Hubert Collins, American Renaissance, March 15, 2020
When a criminal alien is about to be released from prison, and ICE wants to detain or deport him, the prison gets a “detainer.” This means the alien is supposed to beheld for up to 48 hours so ICE can pick him up.
The audit notes that between October 1, 2013 and September 30, 2019, ICE nabbed 195,500 criminal aliens from Federal and state prisons, and another 321,400 from local jails. Together, those two numbers were 79 percent of all the arrests it made during that time. Detainers are an essential part of ICE’s work.
Sanctuary cities, which the audit refers to euphemistically as “uncooperative jurisdictions,” ignore detainers and let criminal aliens go. This means ICE has to make arrests in the community, which is much harder — and much more dangerous — than picking them up from prison or jail.
The audit describes three incidents in which “sanctuary cities” ignored an ICE detainer and released an illegal immigrant who went on to commit a violent crime. They could and should have listed dozens. ICE keeps track and the data are publicly available.
In January, ICE announced that Cook County (i.e. Chicago) ignored over 1,000 detainers in Fiscal Year 2019. The same month, in New York City, an illegal South American was arrested for sexually abusing and murdering a 92-year old woman. Two months earlier, he had been released because the local police ignored the ICE detainer on him. There are hundreds of similarly gruesome stories — search for “detainer” on AmRen and you can find many of them.
The audit summarizes the data: “ICE-issued detainers increased from 137,000 in FY 2014 to 165,500 in FY 18,000 2019 — an increase of 20 percent. In the same time period, the number of detainers law enforcement agencies declined to honor also increased from 8,665 to 16,400, or an 89 percent increase.” Here is a graph of ignored detainers:
ICE still manages to catch an awful lot of the criminal aliens turned loose by “sanctuaries.” Of the nearly 59,000 that went on the lam between October 1, 2013 and September 30, 2019, ICE arrested about 70 percent. But that meant that of September 30, 2019, the remaining 17,700 were still on the prowl, and there is no telling what crimes they will commit.
Surely, even the most crazed “sanctuary” jurisdictions will eventually realize that deporting foreign criminals is better than keeping them as neighbors.
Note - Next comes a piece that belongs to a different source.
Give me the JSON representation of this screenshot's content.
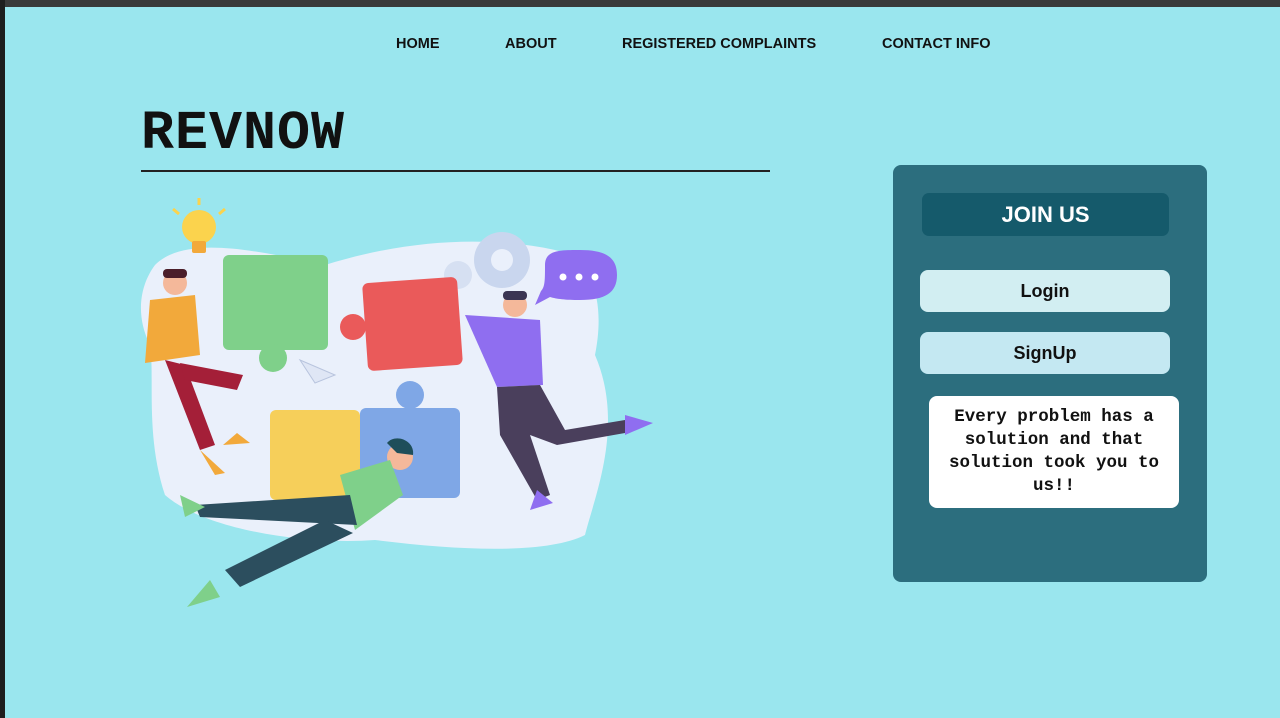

This is a table from the audit that breaks down the charges and convictions for everyone arrested by ICE during Fiscal Year 2019.
|Traffic Offenses – DUI||25,417||49,106||74,523|
|Obstructing Judiciary, Etc.||10,442||10,287||20,729|
|Obstructing the Police||5,641||8,776||14,417|
|Invasion of Privacy||2,078||4,233||6,311|
|Flight / Escape||1,171||2,012||3,183|
|Health / Safety||481||1,012||1,493|
|Commercialized Sex Offenses||605||743||1,348|